Top of Information

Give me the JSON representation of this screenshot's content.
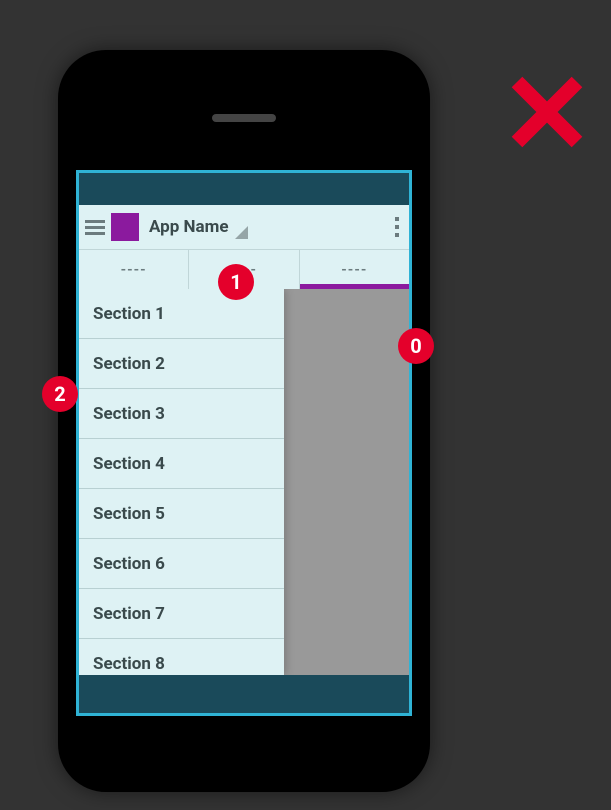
{
  "callouts": {
    "c0": "0",
    "c1": "1",
    "c2": "2"
  },
  "action_bar": {
    "app_name": "App Name"
  },
  "tabs": {
    "t1": "----",
    "t2": "----",
    "t3": "----"
  },
  "drawer": {
    "items": [
      "Section 1",
      "Section 2",
      "Section 3",
      "Section 4",
      "Section 5",
      "Section 6",
      "Section 7",
      "Section 8"
    ]
  }
}
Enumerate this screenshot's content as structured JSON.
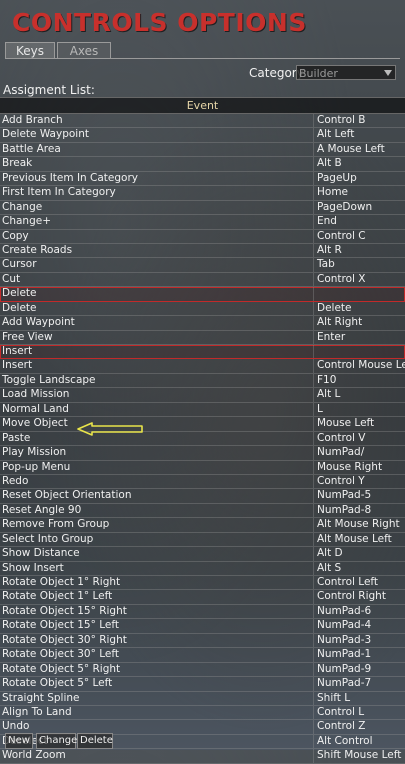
{
  "title": "CONTROLS OPTIONS",
  "tabs": [
    {
      "label": "Keys",
      "active": true
    },
    {
      "label": "Axes",
      "active": false
    }
  ],
  "category": {
    "label": "Category:",
    "value": "Builder"
  },
  "assignment_list": {
    "label": "Assigment List:",
    "header": "Event",
    "rows": [
      {
        "event": "Add Branch",
        "key": "Control B"
      },
      {
        "event": "Delete Waypoint",
        "key": "Alt Left"
      },
      {
        "event": "Battle Area",
        "key": "A Mouse Left"
      },
      {
        "event": "Break",
        "key": "Alt B"
      },
      {
        "event": "Previous Item In Category",
        "key": "PageUp"
      },
      {
        "event": "First Item In Category",
        "key": "Home"
      },
      {
        "event": "Change",
        "key": "PageDown"
      },
      {
        "event": "Change+",
        "key": "End"
      },
      {
        "event": "Copy",
        "key": "Control C"
      },
      {
        "event": "Create Roads",
        "key": "Alt R"
      },
      {
        "event": "Cursor",
        "key": "Tab"
      },
      {
        "event": "Cut",
        "key": "Control X"
      },
      {
        "event": "Delete",
        "key": "",
        "highlighted": true
      },
      {
        "event": "Delete",
        "key": "Delete"
      },
      {
        "event": "Add Waypoint",
        "key": "Alt Right"
      },
      {
        "event": "Free View",
        "key": "Enter"
      },
      {
        "event": "Insert",
        "key": "",
        "highlighted": true
      },
      {
        "event": "Insert",
        "key": "Control Mouse Left"
      },
      {
        "event": "Toggle Landscape",
        "key": "F10"
      },
      {
        "event": "Load Mission",
        "key": "Alt L"
      },
      {
        "event": "Normal Land",
        "key": "L"
      },
      {
        "event": "Move Object",
        "key": "Mouse Left"
      },
      {
        "event": "Paste",
        "key": "Control V"
      },
      {
        "event": "Play Mission",
        "key": "NumPad/"
      },
      {
        "event": "Pop-up Menu",
        "key": "Mouse Right"
      },
      {
        "event": "Redo",
        "key": "Control Y"
      },
      {
        "event": "Reset Object Orientation",
        "key": "NumPad-5"
      },
      {
        "event": "Reset Angle 90",
        "key": "NumPad-8"
      },
      {
        "event": "Remove From Group",
        "key": "Alt Mouse Right"
      },
      {
        "event": "Select Into Group",
        "key": "Alt Mouse Left"
      },
      {
        "event": "Show Distance",
        "key": "Alt D"
      },
      {
        "event": "Show Insert",
        "key": "Alt S"
      },
      {
        "event": "Rotate Object 1° Right",
        "key": "Control Left"
      },
      {
        "event": "Rotate Object 1° Left",
        "key": "Control Right"
      },
      {
        "event": "Rotate Object 15° Right",
        "key": "NumPad-6"
      },
      {
        "event": "Rotate Object 15° Left",
        "key": "NumPad-4"
      },
      {
        "event": "Rotate Object 30° Right",
        "key": "NumPad-3"
      },
      {
        "event": "Rotate Object 30° Left",
        "key": "NumPad-1"
      },
      {
        "event": "Rotate Object 5° Right",
        "key": "NumPad-9"
      },
      {
        "event": "Rotate Object 5° Left",
        "key": "NumPad-7"
      },
      {
        "event": "Straight Spline",
        "key": "Shift L"
      },
      {
        "event": "Align To Land",
        "key": "Control L"
      },
      {
        "event": "Undo",
        "key": "Control Z"
      },
      {
        "event": "Deselect",
        "key": "Alt Control"
      },
      {
        "event": "World Zoom",
        "key": "Shift Mouse Left"
      }
    ]
  },
  "buttons": {
    "new": "New",
    "change": "Change",
    "delete": "Delete"
  },
  "colors": {
    "title": "#c8302c",
    "highlight_border": "#c22a2a",
    "arrow": "#e8e44a",
    "header_text": "#e6d6a8"
  },
  "annotation": {
    "icon": "yellow-arrow-icon",
    "points_to": "Play Mission"
  }
}
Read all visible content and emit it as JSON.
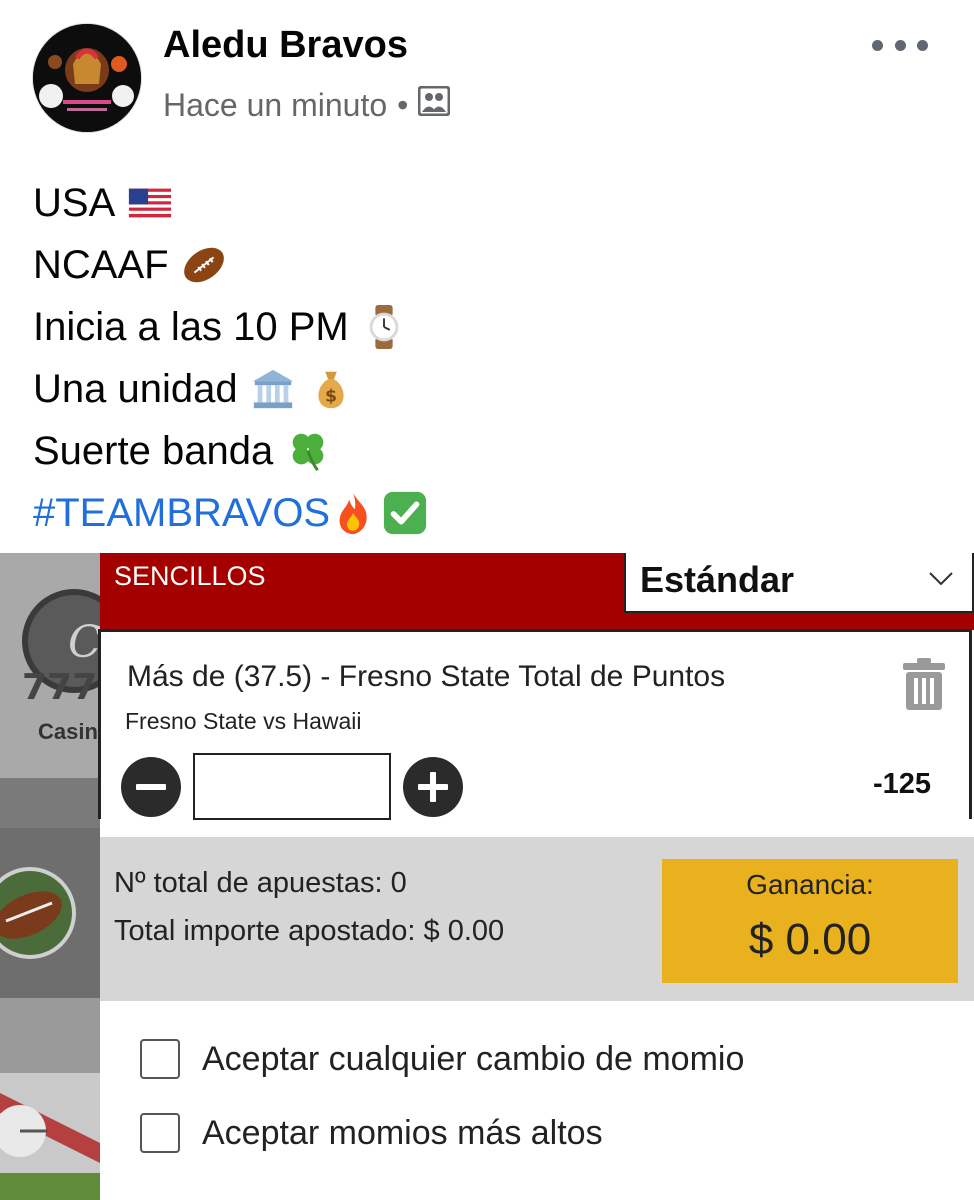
{
  "post": {
    "author": "Aledu Bravos",
    "time": "Hace un minuto",
    "separator": "•",
    "audience_icon": "friends-icon",
    "lines": [
      {
        "text": "USA",
        "emoji": "flag-usa"
      },
      {
        "text": "NCAAF",
        "emoji": "american-football"
      },
      {
        "text": "Inicia a las 10 PM",
        "emoji": "watch"
      },
      {
        "text": "Una unidad",
        "emoji": "bank, money-bag"
      },
      {
        "text": "Suerte banda",
        "emoji": "four-leaf-clover"
      },
      {
        "text": "#TEAMBRAVOS",
        "emoji": "fire, check-mark"
      }
    ],
    "hashtag_color": "#216fdb"
  },
  "betslip": {
    "tab_label": "SENCILLOS",
    "bet_type_select": "Estándar",
    "header_color": "#a40000",
    "casino_label": "Casin",
    "selection": {
      "title": "Más de (37.5) - Fresno State Total de Puntos",
      "match": "Fresno State vs Hawaii",
      "odds": "-125",
      "stake": ""
    },
    "summary": {
      "total_bets": "Nº total de apuestas: 0",
      "total_staked": "Total importe apostado: $ 0.00",
      "win_label": "Ganancia:",
      "win_value": "$ 0.00",
      "win_color": "#e8b11d"
    },
    "options": {
      "accept_any": "Aceptar cualquier cambio de momio",
      "accept_higher": "Aceptar momios más altos"
    }
  }
}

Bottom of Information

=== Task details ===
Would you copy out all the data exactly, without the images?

=== Solution for this problem ===
Give me the JSON representation of this screenshot's content.
{
  "callouts": {
    "c0": "0",
    "c1": "1",
    "c2": "2"
  },
  "action_bar": {
    "app_name": "App Name"
  },
  "tabs": {
    "t1": "----",
    "t2": "----",
    "t3": "----"
  },
  "drawer": {
    "items": [
      "Section 1",
      "Section 2",
      "Section 3",
      "Section 4",
      "Section 5",
      "Section 6",
      "Section 7",
      "Section 8"
    ]
  }
}
Enumerate this screenshot's content as structured JSON.
{
  "title": "CONTROLS OPTIONS",
  "tabs": [
    {
      "label": "Keys",
      "active": true
    },
    {
      "label": "Axes",
      "active": false
    }
  ],
  "category": {
    "label": "Category:",
    "value": "Builder"
  },
  "assignment_list": {
    "label": "Assigment List:",
    "header": "Event",
    "rows": [
      {
        "event": "Add Branch",
        "key": "Control B"
      },
      {
        "event": "Delete Waypoint",
        "key": "Alt Left"
      },
      {
        "event": "Battle Area",
        "key": "A Mouse Left"
      },
      {
        "event": "Break",
        "key": "Alt B"
      },
      {
        "event": "Previous Item In Category",
        "key": "PageUp"
      },
      {
        "event": "First Item In Category",
        "key": "Home"
      },
      {
        "event": "Change",
        "key": "PageDown"
      },
      {
        "event": "Change+",
        "key": "End"
      },
      {
        "event": "Copy",
        "key": "Control C"
      },
      {
        "event": "Create Roads",
        "key": "Alt R"
      },
      {
        "event": "Cursor",
        "key": "Tab"
      },
      {
        "event": "Cut",
        "key": "Control X"
      },
      {
        "event": "Delete",
        "key": "",
        "highlighted": true
      },
      {
        "event": "Delete",
        "key": "Delete"
      },
      {
        "event": "Add Waypoint",
        "key": "Alt Right"
      },
      {
        "event": "Free View",
        "key": "Enter"
      },
      {
        "event": "Insert",
        "key": "",
        "highlighted": true
      },
      {
        "event": "Insert",
        "key": "Control Mouse Left"
      },
      {
        "event": "Toggle Landscape",
        "key": "F10"
      },
      {
        "event": "Load Mission",
        "key": "Alt L"
      },
      {
        "event": "Normal Land",
        "key": "L"
      },
      {
        "event": "Move Object",
        "key": "Mouse Left"
      },
      {
        "event": "Paste",
        "key": "Control V"
      },
      {
        "event": "Play Mission",
        "key": "NumPad/"
      },
      {
        "event": "Pop-up Menu",
        "key": "Mouse Right"
      },
      {
        "event": "Redo",
        "key": "Control Y"
      },
      {
        "event": "Reset Object Orientation",
        "key": "NumPad-5"
      },
      {
        "event": "Reset Angle 90",
        "key": "NumPad-8"
      },
      {
        "event": "Remove From Group",
        "key": "Alt Mouse Right"
      },
      {
        "event": "Select Into Group",
        "key": "Alt Mouse Left"
      },
      {
        "event": "Show Distance",
        "key": "Alt D"
      },
      {
        "event": "Show Insert",
        "key": "Alt S"
      },
      {
        "event": "Rotate Object 1° Right",
        "key": "Control Left"
      },
      {
        "event": "Rotate Object 1° Left",
        "key": "Control Right"
      },
      {
        "event": "Rotate Object 15° Right",
        "key": "NumPad-6"
      },
      {
        "event": "Rotate Object 15° Left",
        "key": "NumPad-4"
      },
      {
        "event": "Rotate Object 30° Right",
        "key": "NumPad-3"
      },
      {
        "event": "Rotate Object 30° Left",
        "key": "NumPad-1"
      },
      {
        "event": "Rotate Object 5° Right",
        "key": "NumPad-9"
      },
      {
        "event": "Rotate Object 5° Left",
        "key": "NumPad-7"
      },
      {
        "event": "Straight Spline",
        "key": "Shift L"
      },
      {
        "event": "Align To Land",
        "key": "Control L"
      },
      {
        "event": "Undo",
        "key": "Control Z"
      },
      {
        "event": "Deselect",
        "key": "Alt Control"
      },
      {
        "event": "World Zoom",
        "key": "Shift Mouse Left"
      }
    ]
  },
  "buttons": {
    "new": "New",
    "change": "Change",
    "delete": "Delete"
  },
  "colors": {
    "title": "#c8302c",
    "highlight_border": "#c22a2a",
    "arrow": "#e8e44a",
    "header_text": "#e6d6a8"
  },
  "annotation": {
    "icon": "yellow-arrow-icon",
    "points_to": "Play Mission"
  }
}
Read all visible content and emit it as JSON.
{
  "post": {
    "author": "Aledu Bravos",
    "time": "Hace un minuto",
    "separator": "•",
    "audience_icon": "friends-icon",
    "lines": [
      {
        "text": "USA",
        "emoji": "flag-usa"
      },
      {
        "text": "NCAAF",
        "emoji": "american-football"
      },
      {
        "text": "Inicia a las 10 PM",
        "emoji": "watch"
      },
      {
        "text": "Una unidad",
        "emoji": "bank, money-bag"
      },
      {
        "text": "Suerte banda",
        "emoji": "four-leaf-clover"
      },
      {
        "text": "#TEAMBRAVOS",
        "emoji": "fire, check-mark"
      }
    ],
    "hashtag_color": "#216fdb"
  },
  "betslip": {
    "tab_label": "SENCILLOS",
    "bet_type_select": "Estándar",
    "header_color": "#a40000",
    "casino_label": "Casin",
    "selection": {
      "title": "Más de (37.5) - Fresno State Total de Puntos",
      "match": "Fresno State vs Hawaii",
      "odds": "-125",
      "stake": ""
    },
    "summary": {
      "total_bets": "Nº total de apuestas: 0",
      "total_staked": "Total importe apostado: $ 0.00",
      "win_label": "Ganancia:",
      "win_value": "$ 0.00",
      "win_color": "#e8b11d"
    },
    "options": {
      "accept_any": "Aceptar cualquier cambio de momio",
      "accept_higher": "Aceptar momios más altos"
    }
  }
}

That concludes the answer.